Dataset rows describing interfaces:
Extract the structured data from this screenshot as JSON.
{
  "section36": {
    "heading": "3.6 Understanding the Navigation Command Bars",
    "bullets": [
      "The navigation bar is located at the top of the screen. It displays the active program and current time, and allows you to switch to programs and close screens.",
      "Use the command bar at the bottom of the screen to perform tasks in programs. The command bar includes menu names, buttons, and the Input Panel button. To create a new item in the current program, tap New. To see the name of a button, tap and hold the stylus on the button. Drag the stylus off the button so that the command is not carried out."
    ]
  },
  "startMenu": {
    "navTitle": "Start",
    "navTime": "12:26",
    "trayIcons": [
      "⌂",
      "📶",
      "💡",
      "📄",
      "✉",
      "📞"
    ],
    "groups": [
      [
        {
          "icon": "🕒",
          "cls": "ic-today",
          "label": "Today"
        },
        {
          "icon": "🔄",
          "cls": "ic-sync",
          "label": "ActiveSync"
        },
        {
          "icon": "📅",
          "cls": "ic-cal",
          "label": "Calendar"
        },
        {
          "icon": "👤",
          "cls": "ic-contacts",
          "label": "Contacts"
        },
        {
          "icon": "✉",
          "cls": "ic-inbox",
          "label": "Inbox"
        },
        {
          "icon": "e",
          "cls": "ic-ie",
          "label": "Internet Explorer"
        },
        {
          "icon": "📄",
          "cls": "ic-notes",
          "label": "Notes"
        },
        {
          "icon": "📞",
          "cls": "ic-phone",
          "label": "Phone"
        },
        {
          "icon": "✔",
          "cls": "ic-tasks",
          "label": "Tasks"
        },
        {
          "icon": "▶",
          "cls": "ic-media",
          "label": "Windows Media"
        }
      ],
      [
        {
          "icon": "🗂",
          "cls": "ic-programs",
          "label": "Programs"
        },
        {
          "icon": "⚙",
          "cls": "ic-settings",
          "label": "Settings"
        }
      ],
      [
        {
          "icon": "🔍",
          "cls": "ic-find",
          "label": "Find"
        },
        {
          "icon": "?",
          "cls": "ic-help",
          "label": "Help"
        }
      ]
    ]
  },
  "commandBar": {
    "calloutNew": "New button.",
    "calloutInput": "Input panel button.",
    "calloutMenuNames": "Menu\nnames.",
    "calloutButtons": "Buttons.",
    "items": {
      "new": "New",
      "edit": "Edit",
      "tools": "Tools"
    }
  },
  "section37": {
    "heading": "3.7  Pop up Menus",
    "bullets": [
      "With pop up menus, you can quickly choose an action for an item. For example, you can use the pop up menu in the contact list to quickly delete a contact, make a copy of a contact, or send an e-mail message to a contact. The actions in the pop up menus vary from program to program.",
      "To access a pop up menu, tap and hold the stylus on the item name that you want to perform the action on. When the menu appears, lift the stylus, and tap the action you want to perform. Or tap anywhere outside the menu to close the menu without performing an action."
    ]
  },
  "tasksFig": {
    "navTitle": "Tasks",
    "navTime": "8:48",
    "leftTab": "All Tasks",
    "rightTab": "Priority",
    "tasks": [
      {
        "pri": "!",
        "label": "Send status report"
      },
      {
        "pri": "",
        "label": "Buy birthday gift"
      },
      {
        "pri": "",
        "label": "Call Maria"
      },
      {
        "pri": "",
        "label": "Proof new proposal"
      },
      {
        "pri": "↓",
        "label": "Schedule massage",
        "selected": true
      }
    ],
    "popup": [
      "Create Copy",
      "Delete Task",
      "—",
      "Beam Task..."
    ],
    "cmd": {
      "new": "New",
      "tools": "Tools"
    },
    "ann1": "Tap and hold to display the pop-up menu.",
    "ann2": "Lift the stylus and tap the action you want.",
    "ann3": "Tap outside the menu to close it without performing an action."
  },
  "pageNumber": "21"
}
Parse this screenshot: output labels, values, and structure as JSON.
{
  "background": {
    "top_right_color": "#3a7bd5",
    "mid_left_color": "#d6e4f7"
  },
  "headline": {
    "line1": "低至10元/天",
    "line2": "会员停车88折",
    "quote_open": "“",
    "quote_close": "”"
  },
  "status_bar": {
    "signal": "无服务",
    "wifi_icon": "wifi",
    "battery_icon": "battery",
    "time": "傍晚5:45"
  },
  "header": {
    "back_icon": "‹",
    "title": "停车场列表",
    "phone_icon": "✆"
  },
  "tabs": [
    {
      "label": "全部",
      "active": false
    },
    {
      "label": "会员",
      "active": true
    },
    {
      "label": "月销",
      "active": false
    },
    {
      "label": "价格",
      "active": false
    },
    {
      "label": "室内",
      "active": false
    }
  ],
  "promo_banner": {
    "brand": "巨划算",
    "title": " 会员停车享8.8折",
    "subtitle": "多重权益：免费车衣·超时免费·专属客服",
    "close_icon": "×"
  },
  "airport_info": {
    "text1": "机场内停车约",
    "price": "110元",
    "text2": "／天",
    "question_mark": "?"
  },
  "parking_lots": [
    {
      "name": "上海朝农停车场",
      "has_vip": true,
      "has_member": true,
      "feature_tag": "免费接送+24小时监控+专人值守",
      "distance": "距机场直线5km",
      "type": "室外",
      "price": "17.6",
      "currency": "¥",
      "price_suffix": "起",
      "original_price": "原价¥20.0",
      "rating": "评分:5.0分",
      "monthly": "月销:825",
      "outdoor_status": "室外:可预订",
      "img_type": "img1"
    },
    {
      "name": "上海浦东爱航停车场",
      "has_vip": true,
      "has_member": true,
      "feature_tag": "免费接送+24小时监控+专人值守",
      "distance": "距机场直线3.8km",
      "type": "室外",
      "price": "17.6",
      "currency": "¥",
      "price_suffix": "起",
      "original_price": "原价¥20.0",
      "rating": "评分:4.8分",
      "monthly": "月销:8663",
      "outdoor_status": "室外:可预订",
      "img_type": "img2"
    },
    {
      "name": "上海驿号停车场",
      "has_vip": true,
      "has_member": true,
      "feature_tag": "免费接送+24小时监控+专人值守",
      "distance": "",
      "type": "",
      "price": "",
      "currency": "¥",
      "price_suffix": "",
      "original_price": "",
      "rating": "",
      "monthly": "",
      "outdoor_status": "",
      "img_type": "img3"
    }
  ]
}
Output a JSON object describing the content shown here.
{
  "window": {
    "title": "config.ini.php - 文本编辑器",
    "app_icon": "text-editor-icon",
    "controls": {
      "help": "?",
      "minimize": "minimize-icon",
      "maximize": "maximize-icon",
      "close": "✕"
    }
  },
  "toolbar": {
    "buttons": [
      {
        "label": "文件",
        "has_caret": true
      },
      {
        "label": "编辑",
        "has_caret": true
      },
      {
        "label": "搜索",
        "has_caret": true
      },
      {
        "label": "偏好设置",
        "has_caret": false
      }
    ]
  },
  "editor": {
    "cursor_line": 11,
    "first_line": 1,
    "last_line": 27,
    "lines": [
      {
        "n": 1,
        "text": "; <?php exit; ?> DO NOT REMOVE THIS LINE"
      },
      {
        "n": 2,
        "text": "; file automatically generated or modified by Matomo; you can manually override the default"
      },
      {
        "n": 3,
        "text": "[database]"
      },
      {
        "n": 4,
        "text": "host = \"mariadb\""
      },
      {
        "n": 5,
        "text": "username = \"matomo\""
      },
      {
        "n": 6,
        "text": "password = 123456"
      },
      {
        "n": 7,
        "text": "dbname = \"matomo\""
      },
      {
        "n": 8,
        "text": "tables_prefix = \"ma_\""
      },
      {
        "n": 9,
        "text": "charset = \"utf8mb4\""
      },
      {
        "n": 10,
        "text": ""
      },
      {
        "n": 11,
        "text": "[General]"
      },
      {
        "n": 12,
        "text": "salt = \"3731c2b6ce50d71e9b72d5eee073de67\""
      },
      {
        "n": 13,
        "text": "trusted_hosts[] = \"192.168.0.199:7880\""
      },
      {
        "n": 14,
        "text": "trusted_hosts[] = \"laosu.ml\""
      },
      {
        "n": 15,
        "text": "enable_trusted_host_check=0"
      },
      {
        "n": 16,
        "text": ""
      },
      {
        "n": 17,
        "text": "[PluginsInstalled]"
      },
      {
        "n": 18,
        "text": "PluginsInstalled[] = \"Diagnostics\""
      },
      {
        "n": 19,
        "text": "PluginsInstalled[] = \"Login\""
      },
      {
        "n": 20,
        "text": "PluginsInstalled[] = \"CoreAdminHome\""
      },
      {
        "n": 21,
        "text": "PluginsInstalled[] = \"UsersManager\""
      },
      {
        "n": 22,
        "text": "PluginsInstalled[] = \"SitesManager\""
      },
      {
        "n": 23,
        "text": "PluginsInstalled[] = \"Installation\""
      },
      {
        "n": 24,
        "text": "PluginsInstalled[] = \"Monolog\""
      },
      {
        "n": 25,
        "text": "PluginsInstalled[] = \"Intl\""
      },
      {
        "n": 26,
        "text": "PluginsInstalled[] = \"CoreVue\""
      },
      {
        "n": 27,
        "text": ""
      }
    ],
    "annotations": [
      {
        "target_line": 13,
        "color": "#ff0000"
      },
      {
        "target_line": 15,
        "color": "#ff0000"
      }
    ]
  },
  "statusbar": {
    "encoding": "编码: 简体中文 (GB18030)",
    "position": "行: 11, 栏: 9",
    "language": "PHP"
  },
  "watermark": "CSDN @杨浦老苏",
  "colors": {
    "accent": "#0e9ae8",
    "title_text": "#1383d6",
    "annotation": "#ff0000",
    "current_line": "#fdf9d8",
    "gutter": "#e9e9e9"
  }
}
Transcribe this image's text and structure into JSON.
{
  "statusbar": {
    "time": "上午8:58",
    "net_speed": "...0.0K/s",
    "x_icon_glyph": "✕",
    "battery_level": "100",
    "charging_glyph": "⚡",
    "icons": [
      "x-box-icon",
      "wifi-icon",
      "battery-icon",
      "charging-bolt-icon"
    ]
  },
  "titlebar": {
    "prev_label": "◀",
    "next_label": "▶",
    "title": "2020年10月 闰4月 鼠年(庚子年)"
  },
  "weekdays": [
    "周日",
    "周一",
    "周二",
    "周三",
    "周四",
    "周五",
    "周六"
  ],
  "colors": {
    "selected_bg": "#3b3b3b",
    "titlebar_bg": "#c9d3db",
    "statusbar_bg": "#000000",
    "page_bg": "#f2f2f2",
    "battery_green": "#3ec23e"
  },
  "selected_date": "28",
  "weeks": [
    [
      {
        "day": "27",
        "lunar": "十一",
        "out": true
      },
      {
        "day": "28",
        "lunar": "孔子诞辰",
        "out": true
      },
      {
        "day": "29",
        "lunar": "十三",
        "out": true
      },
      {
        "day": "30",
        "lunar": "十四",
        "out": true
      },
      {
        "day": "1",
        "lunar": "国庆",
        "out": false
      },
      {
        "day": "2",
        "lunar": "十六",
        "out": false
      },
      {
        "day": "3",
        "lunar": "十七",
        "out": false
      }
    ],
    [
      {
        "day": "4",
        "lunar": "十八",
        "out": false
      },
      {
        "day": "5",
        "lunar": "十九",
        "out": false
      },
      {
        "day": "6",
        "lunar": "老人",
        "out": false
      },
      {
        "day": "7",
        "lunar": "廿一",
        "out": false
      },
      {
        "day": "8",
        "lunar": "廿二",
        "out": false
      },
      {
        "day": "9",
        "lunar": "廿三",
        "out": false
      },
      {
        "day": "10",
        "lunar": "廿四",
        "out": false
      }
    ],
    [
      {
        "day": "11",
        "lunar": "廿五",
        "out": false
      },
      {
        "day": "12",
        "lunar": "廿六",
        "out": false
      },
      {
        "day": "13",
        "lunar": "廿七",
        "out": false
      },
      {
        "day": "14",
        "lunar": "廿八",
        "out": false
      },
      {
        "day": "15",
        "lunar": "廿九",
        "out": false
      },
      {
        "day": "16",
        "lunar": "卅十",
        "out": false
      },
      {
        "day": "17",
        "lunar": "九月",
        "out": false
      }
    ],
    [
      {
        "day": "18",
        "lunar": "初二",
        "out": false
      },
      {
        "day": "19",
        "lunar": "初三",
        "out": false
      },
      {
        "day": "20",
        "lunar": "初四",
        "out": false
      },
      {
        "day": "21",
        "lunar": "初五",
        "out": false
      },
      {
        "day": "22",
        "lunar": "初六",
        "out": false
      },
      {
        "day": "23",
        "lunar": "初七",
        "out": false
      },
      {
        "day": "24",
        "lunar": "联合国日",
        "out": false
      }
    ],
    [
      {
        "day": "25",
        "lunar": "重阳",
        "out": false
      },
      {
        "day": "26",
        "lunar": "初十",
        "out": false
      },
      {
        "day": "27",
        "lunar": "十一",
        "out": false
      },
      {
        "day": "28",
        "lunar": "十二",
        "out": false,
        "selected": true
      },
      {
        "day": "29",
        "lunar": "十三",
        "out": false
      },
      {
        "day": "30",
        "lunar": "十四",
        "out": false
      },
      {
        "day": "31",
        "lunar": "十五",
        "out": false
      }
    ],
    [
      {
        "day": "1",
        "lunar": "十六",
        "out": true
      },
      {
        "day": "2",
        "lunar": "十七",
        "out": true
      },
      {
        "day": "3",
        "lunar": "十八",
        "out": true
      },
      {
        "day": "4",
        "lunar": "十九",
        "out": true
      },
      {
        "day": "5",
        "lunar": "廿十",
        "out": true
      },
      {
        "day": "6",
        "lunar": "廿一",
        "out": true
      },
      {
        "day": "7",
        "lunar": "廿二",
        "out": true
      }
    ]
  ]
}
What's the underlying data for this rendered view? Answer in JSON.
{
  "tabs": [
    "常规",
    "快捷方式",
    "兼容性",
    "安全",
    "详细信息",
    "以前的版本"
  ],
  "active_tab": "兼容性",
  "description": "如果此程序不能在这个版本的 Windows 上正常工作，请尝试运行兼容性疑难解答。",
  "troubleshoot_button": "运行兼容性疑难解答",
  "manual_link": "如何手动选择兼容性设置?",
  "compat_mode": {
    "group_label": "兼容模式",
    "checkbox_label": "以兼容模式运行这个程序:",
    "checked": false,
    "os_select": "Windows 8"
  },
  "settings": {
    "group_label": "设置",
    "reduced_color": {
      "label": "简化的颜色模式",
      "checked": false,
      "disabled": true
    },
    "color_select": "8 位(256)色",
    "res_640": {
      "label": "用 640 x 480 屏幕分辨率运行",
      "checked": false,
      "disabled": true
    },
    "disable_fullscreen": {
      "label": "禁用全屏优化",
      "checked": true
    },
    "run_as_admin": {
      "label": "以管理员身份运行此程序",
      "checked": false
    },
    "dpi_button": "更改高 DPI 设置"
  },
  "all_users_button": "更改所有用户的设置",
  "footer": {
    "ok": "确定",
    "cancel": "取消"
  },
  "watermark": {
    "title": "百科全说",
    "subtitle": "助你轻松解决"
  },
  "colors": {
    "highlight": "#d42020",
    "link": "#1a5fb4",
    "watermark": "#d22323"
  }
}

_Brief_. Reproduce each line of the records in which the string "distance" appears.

_Output of the task_.
      "distance": "距机场直线5km",
      "distance": "距机场直线3.8km",
      "distance": "",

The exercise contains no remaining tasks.